> _Records for this exercise_
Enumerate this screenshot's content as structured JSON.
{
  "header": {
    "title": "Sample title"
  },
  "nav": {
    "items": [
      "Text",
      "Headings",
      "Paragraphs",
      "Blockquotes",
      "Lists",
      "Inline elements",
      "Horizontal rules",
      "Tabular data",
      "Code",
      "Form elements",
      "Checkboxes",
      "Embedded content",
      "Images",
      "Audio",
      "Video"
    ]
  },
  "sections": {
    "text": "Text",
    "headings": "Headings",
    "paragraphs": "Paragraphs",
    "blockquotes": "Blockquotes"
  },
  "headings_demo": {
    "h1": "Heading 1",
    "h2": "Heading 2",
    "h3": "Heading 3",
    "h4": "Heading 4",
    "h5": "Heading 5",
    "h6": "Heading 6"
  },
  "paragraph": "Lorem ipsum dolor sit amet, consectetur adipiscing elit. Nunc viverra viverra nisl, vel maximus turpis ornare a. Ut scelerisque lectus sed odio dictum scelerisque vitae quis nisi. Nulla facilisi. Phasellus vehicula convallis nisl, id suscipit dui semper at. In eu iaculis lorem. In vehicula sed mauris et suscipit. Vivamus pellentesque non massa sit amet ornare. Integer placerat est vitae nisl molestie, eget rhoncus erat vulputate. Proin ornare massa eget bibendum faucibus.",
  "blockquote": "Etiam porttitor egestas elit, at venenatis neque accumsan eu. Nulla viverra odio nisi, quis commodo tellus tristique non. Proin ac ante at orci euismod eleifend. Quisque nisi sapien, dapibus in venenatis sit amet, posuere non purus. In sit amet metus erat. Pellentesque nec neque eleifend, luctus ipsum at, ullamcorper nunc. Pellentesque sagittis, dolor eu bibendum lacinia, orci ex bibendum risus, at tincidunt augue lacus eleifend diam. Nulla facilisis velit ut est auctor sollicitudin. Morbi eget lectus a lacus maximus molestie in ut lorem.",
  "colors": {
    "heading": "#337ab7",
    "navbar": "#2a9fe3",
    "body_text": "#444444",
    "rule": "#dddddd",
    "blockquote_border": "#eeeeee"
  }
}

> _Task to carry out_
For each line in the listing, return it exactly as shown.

> _Task output_
Enumerate this screenshot's content as structured JSON.
{
  "header": {
    "title": "Sample title"
  },
  "nav": {
    "items": [
      "Text",
      "Headings",
      "Paragraphs",
      "Blockquotes",
      "Lists",
      "Inline elements",
      "Horizontal rules",
      "Tabular data",
      "Code",
      "Form elements",
      "Checkboxes",
      "Embedded content",
      "Images",
      "Audio",
      "Video"
    ]
  },
  "sections": {
    "text": "Text",
    "headings": "Headings",
    "paragraphs": "Paragraphs",
    "blockquotes": "Blockquotes"
  },
  "headings_demo": {
    "h1": "Heading 1",
    "h2": "Heading 2",
    "h3": "Heading 3",
    "h4": "Heading 4",
    "h5": "Heading 5",
    "h6": "Heading 6"
  },
  "paragraph": "Lorem ipsum dolor sit amet, consectetur adipiscing elit. Nunc viverra viverra nisl, vel maximus turpis ornare a. Ut scelerisque lectus sed odio dictum scelerisque vitae quis nisi. Nulla facilisi. Phasellus vehicula convallis nisl, id suscipit dui semper at. In eu iaculis lorem. In vehicula sed mauris et suscipit. Vivamus pellentesque non massa sit amet ornare. Integer placerat est vitae nisl molestie, eget rhoncus erat vulputate. Proin ornare massa eget bibendum faucibus.",
  "blockquote": "Etiam porttitor egestas elit, at venenatis neque accumsan eu. Nulla viverra odio nisi, quis commodo tellus tristique non. Proin ac ante at orci euismod eleifend. Quisque nisi sapien, dapibus in venenatis sit amet, posuere non purus. In sit amet metus erat. Pellentesque nec neque eleifend, luctus ipsum at, ullamcorper nunc. Pellentesque sagittis, dolor eu bibendum lacinia, orci ex bibendum risus, at tincidunt augue lacus eleifend diam. Nulla facilisis velit ut est auctor sollicitudin. Morbi eget lectus a lacus maximus molestie in ut lorem.",
  "colors": {
    "heading": "#337ab7",
    "navbar": "#2a9fe3",
    "body_text": "#444444",
    "rule": "#dddddd",
    "blockquote_border": "#eeeeee"
  }
}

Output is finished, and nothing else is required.